Each feed station we dipped our caps and wrists in iced water and drank and poured as much water over ourselves as we could. I managed to pick up a water carrier someone had dropped, filling that at each feed, sipping and spraying water over Becky and myself throughout. A god send to try keep the heat at bay! Around mile 9 there’s an ascent on a long stretch of the Queen K that literally goes on FOREVER, like 6+ miles straight with zero support. I started to struggle so it was Becky’s turn to support me and give me a shoulder to sit on as she’d livened up as was super spritely by this point. Gotta love her! We got up, but that was certainly one of the “dig deep” sections of the run course for me. It hurt! Next was a descent into the energy lab which was pumping giving us a much needed boost. At this point my stomach was getting quite upset with itself and I didn’t want to hold a strong Becky up. To her disgust I made her run on and leave me to it! At one point I thought I was going to be able to run with her again but my stomach was having none of it! Gutting. It literally is Switzerland all over again except this time we were both consistently and constantly running and moving, huge improvement. This is something we’re pleased about as demonstrates we’ve learned! With far too many loo stops to count I managed to settle my stomach and with 10k to go I realised I had an hour to get a sub 13 hour time overall… time to “race”. Not part of my original plan. I found strength that I knew was there but knew would take some serious mental toughness to tap into. I counted to eight for each footstep replaying the mantra “pain is temporary, pride if forever” to get me through that hour, somehow finding the strength to push and better the required pace. It took what felt a long time coming but all of a sudden I was on the road parallel to the finish chute and the final leg. Yes!!!
The finish chute is buzzing and soooo long. What a feeling running on the spongy carpet. I crossed the line in a time of 12.56.16… sub 13 hours. Whooo. I am a World Championships Ironman. Wow that sounds pretty cool and somethings “normal” people like me don’t get to say. Think I’m going to have to keep pinching myself. It’s been a massive financial and personal commitment to race in Kona but worth everything I’ve sacrificed and more. I do literally believe I will be proud forever for this one. Bragging rights now and also when I’m sat in a nursing home one day!
Don’t get me wrong I’m ready to put my feet up after a busy few weeks racing in Bilbao and Kona but I need the strong mind and body in Utah later this month for the 70.3 World Championships.

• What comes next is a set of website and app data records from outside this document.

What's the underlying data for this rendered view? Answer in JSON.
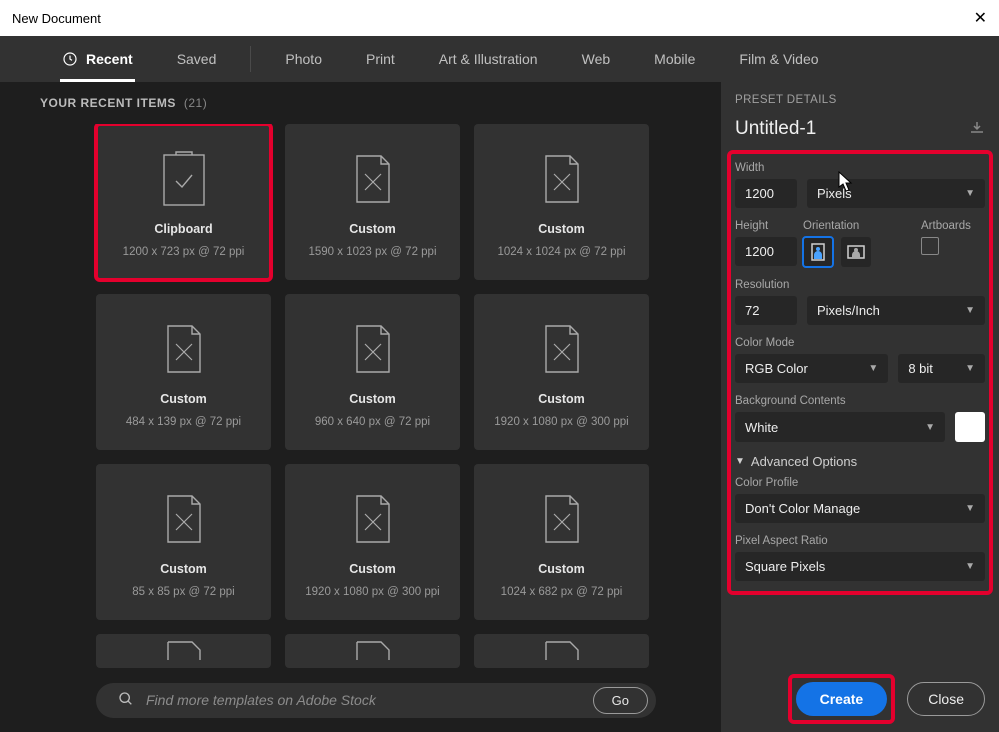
{
  "window": {
    "title": "New Document"
  },
  "tabs": {
    "recent": "Recent",
    "saved": "Saved",
    "photo": "Photo",
    "print": "Print",
    "art": "Art & Illustration",
    "web": "Web",
    "mobile": "Mobile",
    "film": "Film & Video"
  },
  "section": {
    "title": "YOUR RECENT ITEMS",
    "count": "(21)"
  },
  "cards": [
    {
      "title": "Clipboard",
      "sub": "1200 x 723 px @ 72 ppi"
    },
    {
      "title": "Custom",
      "sub": "1590 x 1023 px @ 72 ppi"
    },
    {
      "title": "Custom",
      "sub": "1024 x 1024 px @ 72 ppi"
    },
    {
      "title": "Custom",
      "sub": "484 x 139 px @ 72 ppi"
    },
    {
      "title": "Custom",
      "sub": "960 x 640 px @ 72 ppi"
    },
    {
      "title": "Custom",
      "sub": "1920 x 1080 px @ 300 ppi"
    },
    {
      "title": "Custom",
      "sub": "85 x 85 px @ 72 ppi"
    },
    {
      "title": "Custom",
      "sub": "1920 x 1080 px @ 300 ppi"
    },
    {
      "title": "Custom",
      "sub": "1024 x 682 px @ 72 ppi"
    }
  ],
  "search": {
    "placeholder": "Find more templates on Adobe Stock",
    "go": "Go"
  },
  "preset": {
    "header": "PRESET DETAILS",
    "name": "Untitled-1",
    "width_label": "Width",
    "width_value": "1200",
    "width_unit": "Pixels",
    "height_label": "Height",
    "height_value": "1200",
    "orientation_label": "Orientation",
    "artboards_label": "Artboards",
    "resolution_label": "Resolution",
    "resolution_value": "72",
    "resolution_unit": "Pixels/Inch",
    "colormode_label": "Color Mode",
    "colormode_value": "RGB Color",
    "bitdepth": "8 bit",
    "bg_label": "Background Contents",
    "bg_value": "White",
    "advanced": "Advanced Options",
    "profile_label": "Color Profile",
    "profile_value": "Don't Color Manage",
    "par_label": "Pixel Aspect Ratio",
    "par_value": "Square Pixels"
  },
  "footer": {
    "create": "Create",
    "close": "Close"
  }
}
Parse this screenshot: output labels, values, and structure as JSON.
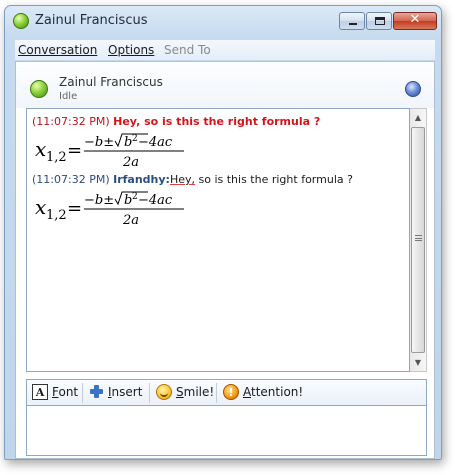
{
  "window": {
    "title": "Zainul Franciscus",
    "app_icon": "green-status-orb-icon",
    "controls": {
      "minimize_icon": "minimize-icon",
      "maximize_icon": "maximize-icon",
      "close_icon": "close-icon",
      "close_glyph": "✕"
    }
  },
  "menu": {
    "items": [
      {
        "label": "Conversation",
        "enabled": true
      },
      {
        "label": "Options",
        "enabled": true
      },
      {
        "label": "Send To",
        "enabled": false
      }
    ]
  },
  "contact": {
    "name": "Zainul Franciscus",
    "status": "Idle",
    "status_icon": "green-status-orb-icon",
    "action_icon": "globe-icon"
  },
  "messages": [
    {
      "time": "(11:07:32 PM)",
      "sender": "",
      "text": "Hey, so is this the right formula ?",
      "style": "red-bold",
      "formula": {
        "lhs": "x",
        "subscript": "1,2",
        "numerator": "−b±√b²−4ac",
        "num_minus_b": "−b±",
        "num_radicand": "b",
        "num_sup": "2",
        "num_rest": "−4ac",
        "denominator": "2a"
      }
    },
    {
      "time": "(11:07:32 PM)",
      "sender": "Irfandhy:",
      "text_prefix": "Hey,",
      "text_rest": " so is this the right formula ?",
      "style": "black",
      "formula": {
        "lhs": "x",
        "subscript": "1,2",
        "numerator": "−b±√b²−4ac",
        "num_minus_b": "−b±",
        "num_radicand": "b",
        "num_sup": "2",
        "num_rest": "−4ac",
        "denominator": "2a"
      }
    }
  ],
  "toolbar": {
    "buttons": [
      {
        "label": "Font",
        "icon": "font-icon",
        "glyph": "A"
      },
      {
        "label": "Insert",
        "icon": "insert-plus-icon"
      },
      {
        "label": "Smile!",
        "icon": "smiley-icon"
      },
      {
        "label": "Attention!",
        "icon": "attention-icon",
        "glyph": "!"
      }
    ]
  },
  "input": {
    "value": ""
  },
  "colors": {
    "accent_red": "#d3151b",
    "accent_blue": "#2b4d86",
    "frame_blue": "#bfd5ec"
  }
}
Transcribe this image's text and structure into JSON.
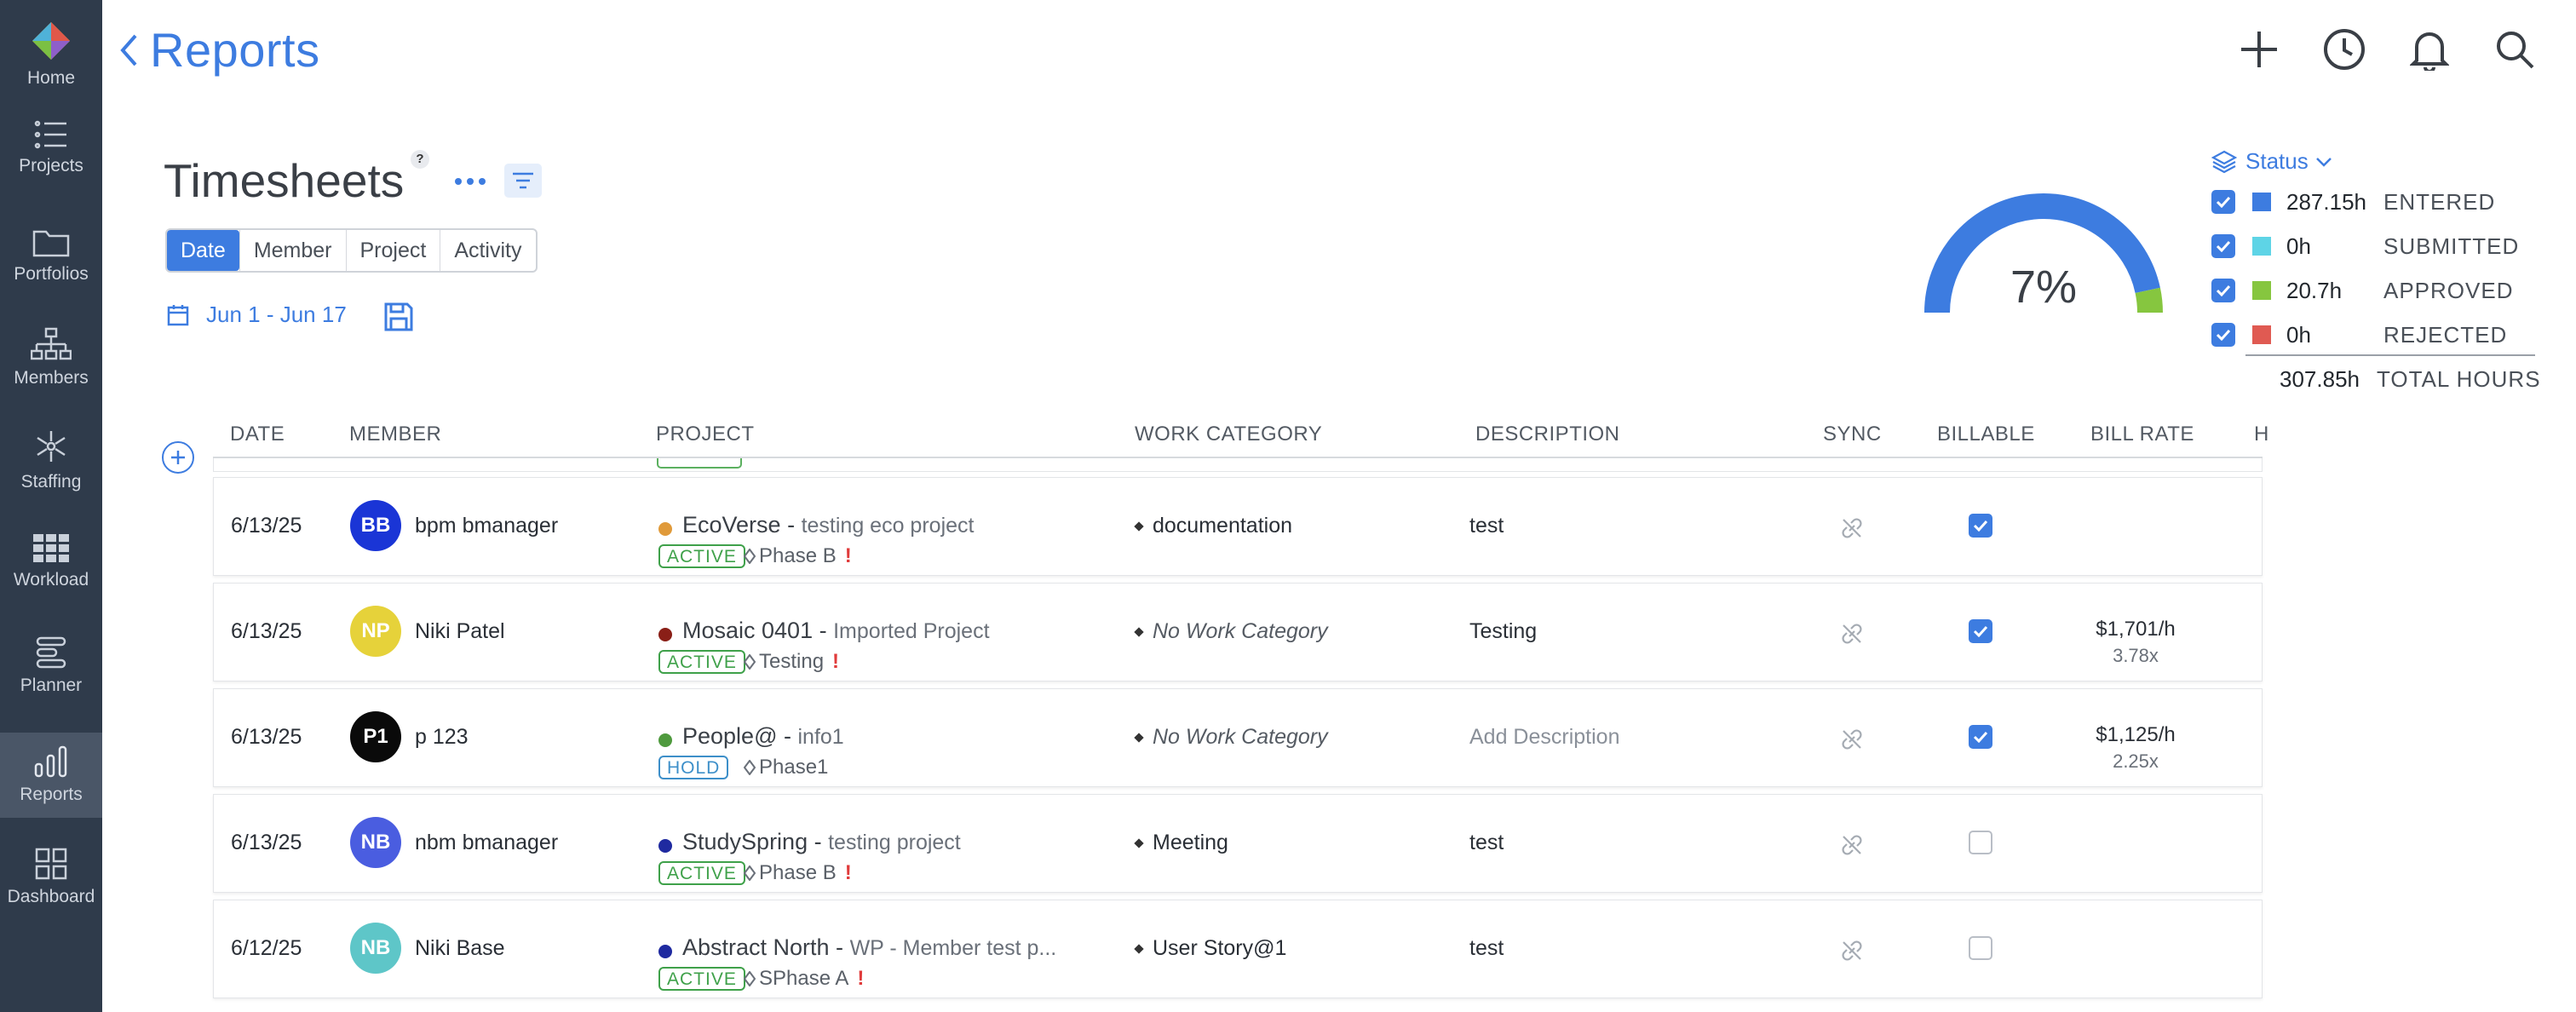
{
  "sidebar": {
    "items": [
      {
        "label": "Home",
        "icon": "logo-icon"
      },
      {
        "label": "Projects",
        "icon": "list-icon"
      },
      {
        "label": "Portfolios",
        "icon": "folder-icon"
      },
      {
        "label": "Members",
        "icon": "org-chart-icon"
      },
      {
        "label": "Staffing",
        "icon": "staffing-icon"
      },
      {
        "label": "Workload",
        "icon": "grid-icon"
      },
      {
        "label": "Planner",
        "icon": "planner-icon"
      },
      {
        "label": "Reports",
        "icon": "bar-chart-icon",
        "active": true
      },
      {
        "label": "Dashboard",
        "icon": "dashboard-icon"
      }
    ]
  },
  "header": {
    "back_label": "Reports",
    "icons": [
      "plus-icon",
      "clock-icon",
      "bell-icon",
      "search-icon"
    ]
  },
  "page": {
    "title": "Timesheets",
    "help": "?",
    "view_tabs": [
      "Date",
      "Member",
      "Project",
      "Activity"
    ],
    "active_tab": "Date",
    "date_range": "Jun 1 - Jun 17"
  },
  "summary": {
    "percent_label": "7%",
    "approved_fraction": 0.067,
    "status_label": "Status",
    "legend": [
      {
        "hours": "287.15h",
        "name": "ENTERED",
        "color": "#3d7ce0"
      },
      {
        "hours": "0h",
        "name": "SUBMITTED",
        "color": "#5ed4e6"
      },
      {
        "hours": "20.7h",
        "name": "APPROVED",
        "color": "#86c63f"
      },
      {
        "hours": "0h",
        "name": "REJECTED",
        "color": "#e05a52"
      }
    ],
    "total_hours": "307.85h",
    "total_label": "TOTAL HOURS"
  },
  "table": {
    "columns": [
      "DATE",
      "MEMBER",
      "PROJECT",
      "WORK CATEGORY",
      "DESCRIPTION",
      "SYNC",
      "BILLABLE",
      "BILL RATE",
      "H"
    ],
    "rows": [
      {
        "date": "6/13/25",
        "initials": "BB",
        "avatar_color": "#1a35d6",
        "avatar_text": "#ffffff",
        "member": "bpm bmanager",
        "project": "EcoVerse -",
        "project_sub": "testing eco project",
        "project_color": "#e09a3a",
        "status": "ACTIVE",
        "phase": "Phase B",
        "alert": "!",
        "work_category": "documentation",
        "wc_italic": false,
        "description": "test",
        "desc_placeholder": false,
        "billable": true,
        "rate": "",
        "multiplier": ""
      },
      {
        "date": "6/13/25",
        "initials": "NP",
        "avatar_color": "#e6d23a",
        "avatar_text": "#ffffff",
        "member": "Niki Patel",
        "project": "Mosaic 0401 -",
        "project_sub": "Imported Project",
        "project_color": "#8a1f17",
        "status": "ACTIVE",
        "phase": "Testing",
        "alert": "!",
        "work_category": "No Work Category",
        "wc_italic": true,
        "description": "Testing",
        "desc_placeholder": false,
        "billable": true,
        "rate": "$1,701/h",
        "multiplier": "3.78x"
      },
      {
        "date": "6/13/25",
        "initials": "P1",
        "avatar_color": "#0a0a0a",
        "avatar_text": "#ffffff",
        "member": "p 123",
        "project": "People@ -",
        "project_sub": "info1",
        "project_color": "#4f9a3e",
        "status": "HOLD",
        "phase": "Phase1",
        "alert": "",
        "work_category": "No Work Category",
        "wc_italic": true,
        "description": "Add Description",
        "desc_placeholder": true,
        "billable": true,
        "rate": "$1,125/h",
        "multiplier": "2.25x"
      },
      {
        "date": "6/13/25",
        "initials": "NB",
        "avatar_color": "#4a5de0",
        "avatar_text": "#ffffff",
        "member": "nbm bmanager",
        "project": "StudySpring -",
        "project_sub": "testing project",
        "project_color": "#1f2aa0",
        "status": "ACTIVE",
        "phase": "Phase B",
        "alert": "!",
        "work_category": "Meeting",
        "wc_italic": false,
        "description": "test",
        "desc_placeholder": false,
        "billable": false,
        "rate": "",
        "multiplier": ""
      },
      {
        "date": "6/12/25",
        "initials": "NB",
        "avatar_color": "#5ec6c8",
        "avatar_text": "#ffffff",
        "member": "Niki Base",
        "project": "Abstract North -",
        "project_sub": "WP - Member test p...",
        "project_color": "#1f2aa0",
        "status": "ACTIVE",
        "phase": "SPhase A",
        "alert": "!",
        "work_category": "User Story@1",
        "wc_italic": false,
        "description": "test",
        "desc_placeholder": false,
        "billable": false,
        "rate": "",
        "multiplier": ""
      }
    ]
  }
}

Once that’s done I will achieve, what to me is the most perfect year of racing but more to come on that in what’ll be the final 2022 race report I guess! As always thank you to the OTCF team mates who have been super supportive and encouraging. I was unable to keep up with the messages of support. I think I replied to each message on the flight home but if I missed yours I apologise. You guys literally are the best and amazing! As always thanks to Steve for the preparation and giving me the extra confidence boost that I could do it. Also to Rob, my poor boyfriend who probably suffers the most seems I treat the our home as a dinner, bed & breakfast most of the time! Love you all lots and forever in your debt.